Second, as can be seen from the AID protein (and other mechanisms) increasing the rate of mutation by a factor of $10^6$ along the gene encoding antibody proteins, this is a fitness landscape that has been shaped by previous evolution of the human immune system to find fit mutants as quickly as possible. This biases the phenomenon towards landscapes where local maxima would be easier to find than usual, and thus makes it not a good candidate for considering evolution under more typical conditions.
Evidence against: long-term evolution experiment
A more typical setting might be the evolution of E. coli in a static fitness landscape. Here, biologists have run long-term experiments tracking a population for over 50,000 generations (Lenski & Travisano 1994; Cooper & Lenski, 2000; Blount et al. 2012) and continue to still find adaptations and marginal increases in fitness. This suggests that a local optimum is not quickly found, even though the environment is static. However, it is difficult to estimate the number of adaptive mutations that fixed in this population, and Lenski (2003) estimated that as few as 100 adaptive point-mutations fixated in the first 20,000 generations. It is also hard to argue that the population doesn't traverse small fitness valleys between measurements, which could be used to suggest that the colony is hopping from one easy-to-find local equilibrium to the next.

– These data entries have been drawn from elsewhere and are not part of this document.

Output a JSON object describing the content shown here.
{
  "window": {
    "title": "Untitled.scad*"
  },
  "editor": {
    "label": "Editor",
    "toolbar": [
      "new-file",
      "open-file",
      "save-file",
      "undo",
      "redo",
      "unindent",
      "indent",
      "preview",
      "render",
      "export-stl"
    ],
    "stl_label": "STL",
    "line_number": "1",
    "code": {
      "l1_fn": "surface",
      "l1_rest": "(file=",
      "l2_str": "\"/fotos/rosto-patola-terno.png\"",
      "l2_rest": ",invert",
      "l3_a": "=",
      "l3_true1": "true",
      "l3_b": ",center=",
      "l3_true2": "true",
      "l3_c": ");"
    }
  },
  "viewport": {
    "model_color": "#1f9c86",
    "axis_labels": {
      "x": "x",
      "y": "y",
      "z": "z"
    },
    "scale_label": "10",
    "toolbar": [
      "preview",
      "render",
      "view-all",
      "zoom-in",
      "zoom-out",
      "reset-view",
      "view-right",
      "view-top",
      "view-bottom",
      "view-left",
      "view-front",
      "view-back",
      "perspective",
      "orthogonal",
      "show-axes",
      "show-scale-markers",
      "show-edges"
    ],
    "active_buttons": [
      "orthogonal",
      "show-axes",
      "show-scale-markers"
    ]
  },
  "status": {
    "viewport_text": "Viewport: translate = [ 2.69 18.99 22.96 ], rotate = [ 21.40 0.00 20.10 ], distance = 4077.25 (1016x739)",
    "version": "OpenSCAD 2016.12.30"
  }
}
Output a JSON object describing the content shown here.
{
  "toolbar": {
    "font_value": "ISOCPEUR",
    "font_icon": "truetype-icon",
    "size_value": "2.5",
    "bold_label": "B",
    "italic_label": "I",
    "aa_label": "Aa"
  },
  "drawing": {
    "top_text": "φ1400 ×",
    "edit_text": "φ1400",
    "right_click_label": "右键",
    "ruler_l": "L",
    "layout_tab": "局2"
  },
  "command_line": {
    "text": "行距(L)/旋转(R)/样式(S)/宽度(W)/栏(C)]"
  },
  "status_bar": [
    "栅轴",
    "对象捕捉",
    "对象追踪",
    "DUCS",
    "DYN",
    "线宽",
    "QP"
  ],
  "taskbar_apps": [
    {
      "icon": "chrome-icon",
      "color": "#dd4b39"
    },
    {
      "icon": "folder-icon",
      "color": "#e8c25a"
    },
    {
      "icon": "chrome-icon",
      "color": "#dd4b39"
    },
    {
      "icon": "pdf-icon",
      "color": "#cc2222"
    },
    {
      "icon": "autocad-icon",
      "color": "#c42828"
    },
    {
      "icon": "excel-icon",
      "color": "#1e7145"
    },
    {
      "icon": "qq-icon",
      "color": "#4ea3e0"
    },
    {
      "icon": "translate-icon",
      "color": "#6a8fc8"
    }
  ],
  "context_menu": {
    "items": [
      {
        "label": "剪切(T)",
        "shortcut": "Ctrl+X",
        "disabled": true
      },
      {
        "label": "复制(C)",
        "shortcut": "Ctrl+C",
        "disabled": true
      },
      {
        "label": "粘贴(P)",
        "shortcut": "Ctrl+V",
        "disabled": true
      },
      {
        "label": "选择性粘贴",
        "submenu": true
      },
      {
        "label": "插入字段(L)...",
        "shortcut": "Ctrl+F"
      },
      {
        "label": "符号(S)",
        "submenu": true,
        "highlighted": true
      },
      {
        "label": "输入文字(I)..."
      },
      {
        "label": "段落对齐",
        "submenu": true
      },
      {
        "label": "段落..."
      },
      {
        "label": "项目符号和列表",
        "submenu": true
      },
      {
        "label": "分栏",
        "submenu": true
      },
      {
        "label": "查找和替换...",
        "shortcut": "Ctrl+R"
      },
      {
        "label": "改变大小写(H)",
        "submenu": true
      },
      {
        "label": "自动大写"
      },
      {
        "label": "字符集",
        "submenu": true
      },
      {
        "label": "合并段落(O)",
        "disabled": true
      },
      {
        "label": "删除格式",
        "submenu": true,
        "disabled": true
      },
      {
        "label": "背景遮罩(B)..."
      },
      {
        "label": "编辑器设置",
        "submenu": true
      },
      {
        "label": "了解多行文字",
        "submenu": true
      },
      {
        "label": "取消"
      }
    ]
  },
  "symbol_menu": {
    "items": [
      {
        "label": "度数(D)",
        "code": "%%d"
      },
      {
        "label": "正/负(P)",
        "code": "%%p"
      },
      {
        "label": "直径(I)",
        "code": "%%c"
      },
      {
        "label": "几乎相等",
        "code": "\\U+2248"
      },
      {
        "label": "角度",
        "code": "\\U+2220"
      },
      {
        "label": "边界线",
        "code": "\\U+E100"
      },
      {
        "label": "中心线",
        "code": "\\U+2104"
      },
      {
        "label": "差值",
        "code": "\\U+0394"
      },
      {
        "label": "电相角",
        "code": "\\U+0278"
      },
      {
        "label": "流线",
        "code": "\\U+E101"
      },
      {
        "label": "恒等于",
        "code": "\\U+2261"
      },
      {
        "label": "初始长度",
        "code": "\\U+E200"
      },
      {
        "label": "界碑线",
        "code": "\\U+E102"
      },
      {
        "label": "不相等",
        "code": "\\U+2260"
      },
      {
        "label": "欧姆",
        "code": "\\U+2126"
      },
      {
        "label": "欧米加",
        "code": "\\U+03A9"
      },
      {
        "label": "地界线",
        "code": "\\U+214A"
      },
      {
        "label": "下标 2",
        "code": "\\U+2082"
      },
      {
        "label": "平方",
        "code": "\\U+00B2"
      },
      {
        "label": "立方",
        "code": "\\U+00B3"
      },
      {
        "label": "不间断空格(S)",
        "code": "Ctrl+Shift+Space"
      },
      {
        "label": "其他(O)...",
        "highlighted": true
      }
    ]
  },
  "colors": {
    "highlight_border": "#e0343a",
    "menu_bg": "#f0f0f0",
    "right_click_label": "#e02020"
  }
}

Blount, Z. D., J. E. Barrick, C. J. Davidson, and R. E. Lenski. (2012). Genomic analysis of a key innovation in an experimental Escherichia coli population. Nature 489: 513-518.
Clark, S.H., Huppi, K., Ruezinsky, D., Staudt, L., Gerhard, W., & Weigert, M. (1985). Inter- and intraclonal diversity in the antibody response to influenza hemagglutin. J. Exp. Med. 161: 687.
Cooper, V.S., & Lenski, R.E. (2000). The population genetics of ecological specialization in evolving Escherichia coli populations. Nature 407: 736-739.
Crews, S., Griffin, J., Huang, H., Calame, K., & Hood, L. (1981). A single V gene segment encodes the immune response to phosphorylcholine: somatic mutation is correlated with the class of the antibody. Cell 25: 59.
Kauffman, S.A., & Weinberger E.D. (1989). The NK model of rugged fitness landscapes and its application to maturation of the immune response. Journal of Theoretical Biology, 141(2): 211-245.
Lenski, Richard E. (2003). "Phenotypic and Genomic Evolution during a 20,000-Generation Experiment with the Bacterium Escherichia coli". In Janick, Jules. Plant Breeding Reviews (New York: Wiley) 24(2): 225-65.
Orr, H.A. (1998). The population genetics of adaptation: the distribution of factors fixed during adaptive evolution. Evolution 52: 935-949.
Tonegawa, S. (1983). Somatic generation of antibody diversity. Nature 302: 575.